Amazon is on fire, literally with their new Fire Tablet. The Fire is a new device intended to compete with the iPad. It enters the market at a lower price then Amazon’s Kindle. Looking at the specs on the Fire, readers will still have the ability to download books, but it also gives you the option for movies, TV shows, music, sending e-mail, reading documents in multiple formats, and storing all of your items in the Amazon Cloud.
eBook sales have seen significant increases in sales, particularly over the last year. With the introduction of the Fire, and the price drop to $99 oo the Kindle, eReaders are now becoming more inviting to mainstream consumers.

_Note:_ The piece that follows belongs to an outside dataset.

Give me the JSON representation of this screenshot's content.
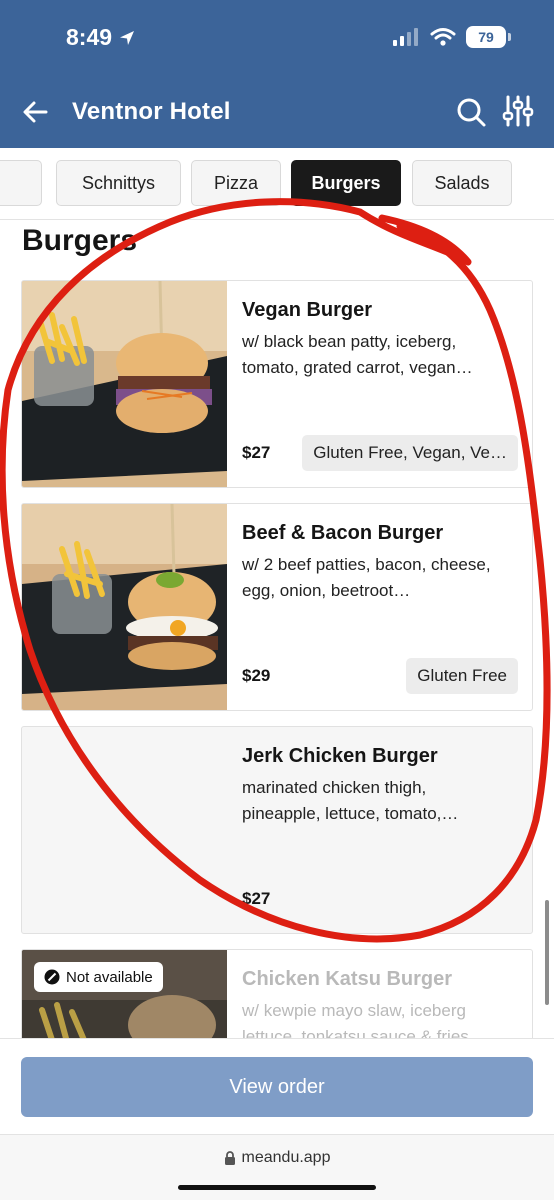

With the Fire’s introduction, several retailers have already cut their price on the Blackberry Playbook and the HTC Flyer. More drops are expected as the holiday buying season descends.
The Fire does have some critics. PC World called it: “less of a ready-to-use tablet and more of a targeted companion for Amazon’s content and Cloud services.”
Publishers note that the Fire does not support EPUB or EPUB3. This means that books with more interactive features, such as music or video won’t work on the Fire, books that currently do work on the Kindle. It is shipped with 8GB of memory which means heavy users of video and music will have to be selective in what they store on their Fire. According to Amazon’s web specs 8GB will hold: “80 apps plus either 10 movies, or 800 songs or 6,000 books.”
There are some very good points about the Fire. Current Kindle customers will be able to access all their user purchased content via the Cloud. Amazon has created a new web browser for the Fire called Silk. Early reports are that is does a good job of streaming content. The Fire does have Wi-Fi, but it is not listed as free, so one should assume there will be a charge. At this time, 3G is not offered with the Fire.
Considering their market entry price of $199, the Fire is a very good deal, and looks to be a game-changer in both tablet pricing and eReader / eBooks sales.